Task requirements:
Before you reproduce the entries that follow, strip out any image they contain and keep the rest exact.

Available records:
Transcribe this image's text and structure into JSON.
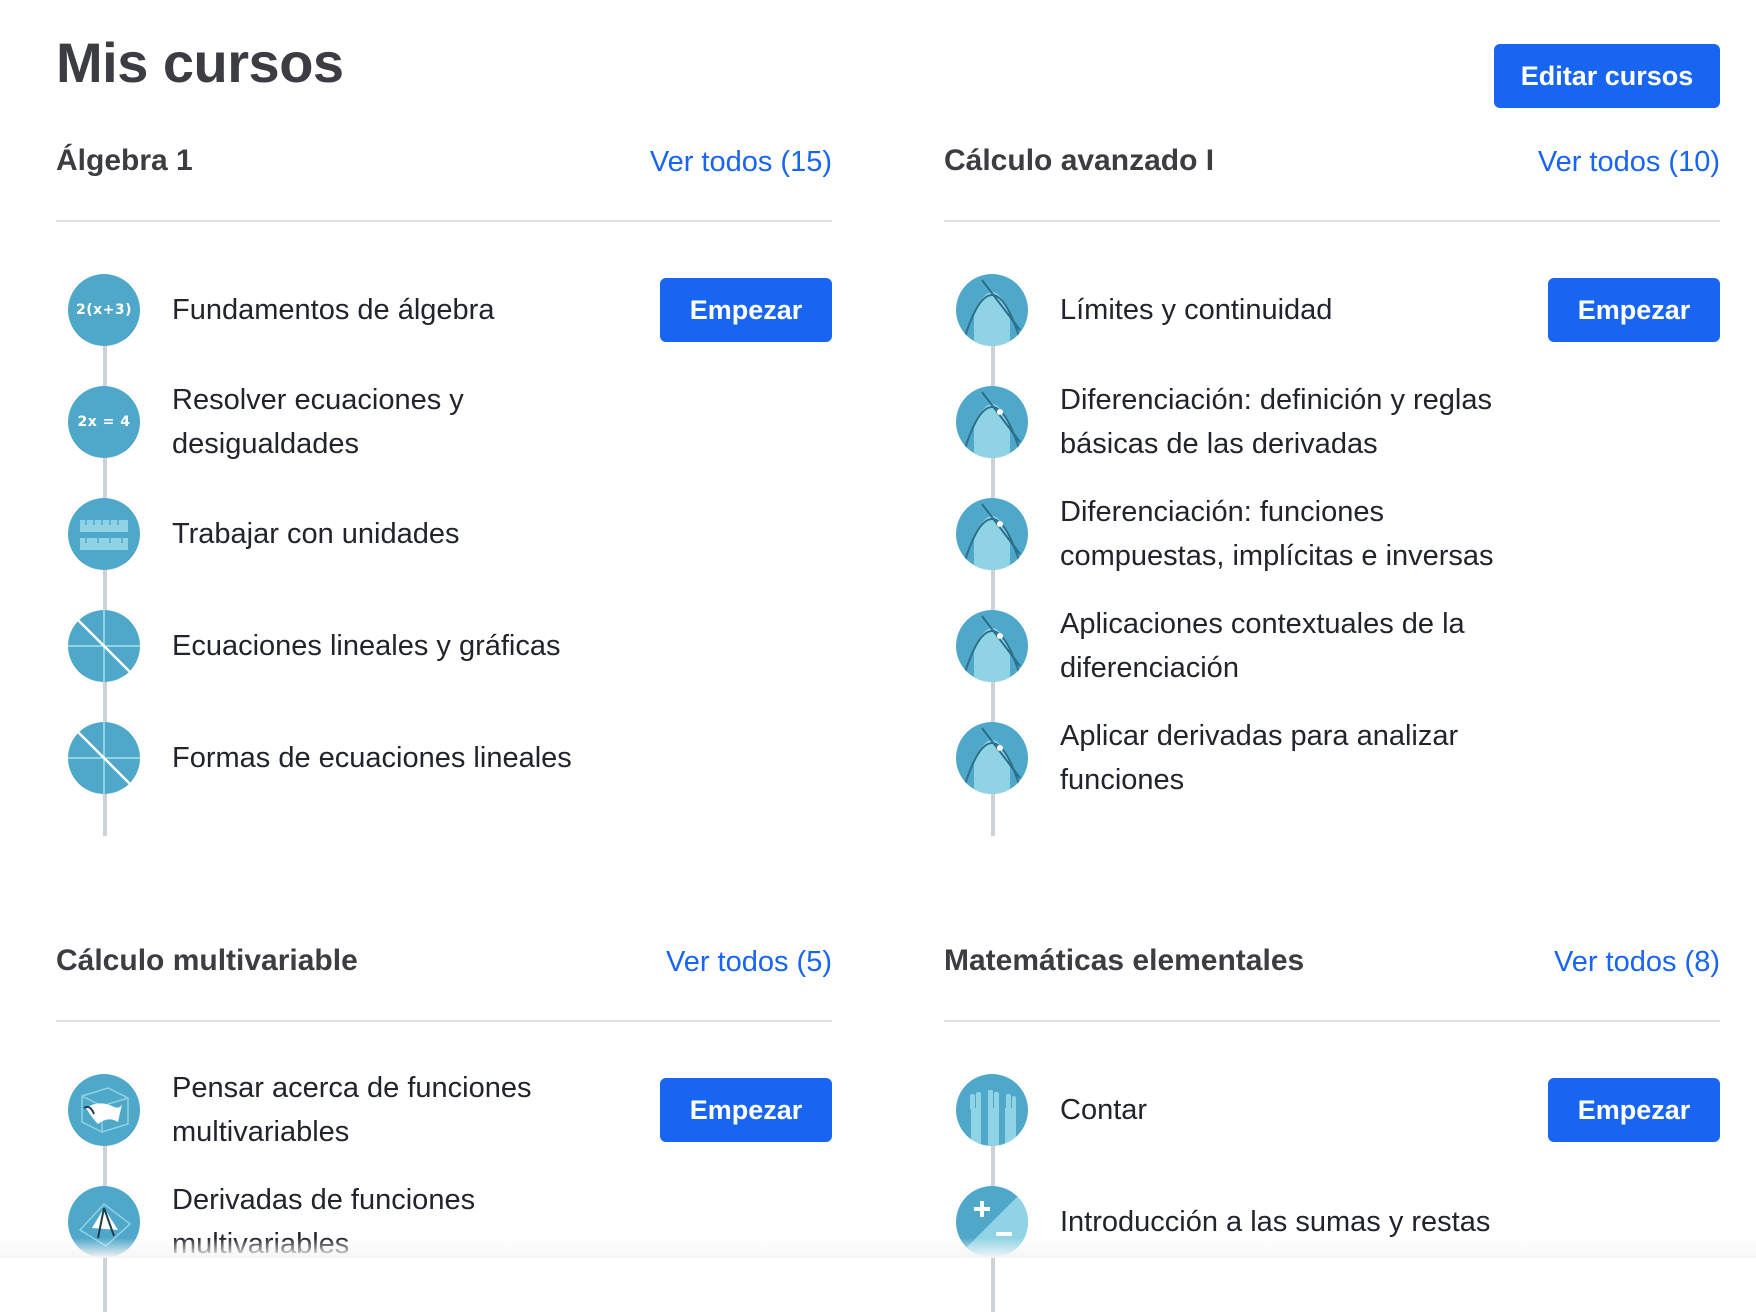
{
  "page": {
    "title": "Mis cursos",
    "edit_label": "Editar cursos"
  },
  "courses": [
    {
      "title": "Álgebra 1",
      "see_all": "Ver todos (15)",
      "start_label": "Empezar",
      "units": [
        {
          "title": "Fundamentos de álgebra",
          "icon": "algebra-expression-icon",
          "icon_text": "2(x+3)"
        },
        {
          "title": "Resolver ecuaciones y desigualdades",
          "icon": "equation-icon",
          "icon_text": "2x = 4"
        },
        {
          "title": "Trabajar con unidades",
          "icon": "ruler-icon",
          "icon_text": ""
        },
        {
          "title": "Ecuaciones lineales y gráficas",
          "icon": "line-graph-icon",
          "icon_text": ""
        },
        {
          "title": "Formas de ecuaciones lineales",
          "icon": "line-graph-icon",
          "icon_text": ""
        }
      ]
    },
    {
      "title": "Cálculo avanzado I",
      "see_all": "Ver todos (10)",
      "start_label": "Empezar",
      "units": [
        {
          "title": "Límites y continuidad",
          "icon": "curve-area-icon"
        },
        {
          "title": "Diferenciación: definición y reglas básicas de las derivadas",
          "icon": "curve-area-icon"
        },
        {
          "title": "Diferenciación: funciones compuestas, implícitas e inversas",
          "icon": "curve-area-icon"
        },
        {
          "title": "Aplicaciones contextuales de la diferenciación",
          "icon": "curve-area-icon"
        },
        {
          "title": "Aplicar derivadas para analizar funciones",
          "icon": "curve-area-icon"
        }
      ]
    },
    {
      "title": "Cálculo multivariable",
      "see_all": "Ver todos (5)",
      "start_label": "Empezar",
      "units": [
        {
          "title": "Pensar acerca de funciones multivariables",
          "icon": "surface-3d-icon"
        },
        {
          "title": "Derivadas de funciones multivariables",
          "icon": "vector-field-icon"
        }
      ]
    },
    {
      "title": "Matemáticas elementales",
      "see_all": "Ver todos (8)",
      "start_label": "Empezar",
      "units": [
        {
          "title": "Contar",
          "icon": "counting-hands-icon"
        },
        {
          "title": "Introducción a las sumas y restas",
          "icon": "plus-minus-icon"
        }
      ]
    }
  ],
  "colors": {
    "accent": "#1865f2",
    "icon_bg": "#4fa8c9",
    "divider": "#dfe0e2"
  }
}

Response below:
Transcribe this image's text and structure into JSON.
{
  "page": {
    "title": "Mis cursos",
    "edit_label": "Editar cursos"
  },
  "courses": [
    {
      "title": "Álgebra 1",
      "see_all": "Ver todos (15)",
      "start_label": "Empezar",
      "units": [
        {
          "title": "Fundamentos de álgebra",
          "icon": "algebra-expression-icon",
          "icon_text": "2(x+3)"
        },
        {
          "title": "Resolver ecuaciones y desigualdades",
          "icon": "equation-icon",
          "icon_text": "2x = 4"
        },
        {
          "title": "Trabajar con unidades",
          "icon": "ruler-icon",
          "icon_text": ""
        },
        {
          "title": "Ecuaciones lineales y gráficas",
          "icon": "line-graph-icon",
          "icon_text": ""
        },
        {
          "title": "Formas de ecuaciones lineales",
          "icon": "line-graph-icon",
          "icon_text": ""
        }
      ]
    },
    {
      "title": "Cálculo avanzado I",
      "see_all": "Ver todos (10)",
      "start_label": "Empezar",
      "units": [
        {
          "title": "Límites y continuidad",
          "icon": "curve-area-icon"
        },
        {
          "title": "Diferenciación: definición y reglas básicas de las derivadas",
          "icon": "curve-area-icon"
        },
        {
          "title": "Diferenciación: funciones compuestas, implícitas e inversas",
          "icon": "curve-area-icon"
        },
        {
          "title": "Aplicaciones contextuales de la diferenciación",
          "icon": "curve-area-icon"
        },
        {
          "title": "Aplicar derivadas para analizar funciones",
          "icon": "curve-area-icon"
        }
      ]
    },
    {
      "title": "Cálculo multivariable",
      "see_all": "Ver todos (5)",
      "start_label": "Empezar",
      "units": [
        {
          "title": "Pensar acerca de funciones multivariables",
          "icon": "surface-3d-icon"
        },
        {
          "title": "Derivadas de funciones multivariables",
          "icon": "vector-field-icon"
        }
      ]
    },
    {
      "title": "Matemáticas elementales",
      "see_all": "Ver todos (8)",
      "start_label": "Empezar",
      "units": [
        {
          "title": "Contar",
          "icon": "counting-hands-icon"
        },
        {
          "title": "Introducción a las sumas y restas",
          "icon": "plus-minus-icon"
        }
      ]
    }
  ],
  "colors": {
    "accent": "#1865f2",
    "icon_bg": "#4fa8c9",
    "divider": "#dfe0e2"
  }
}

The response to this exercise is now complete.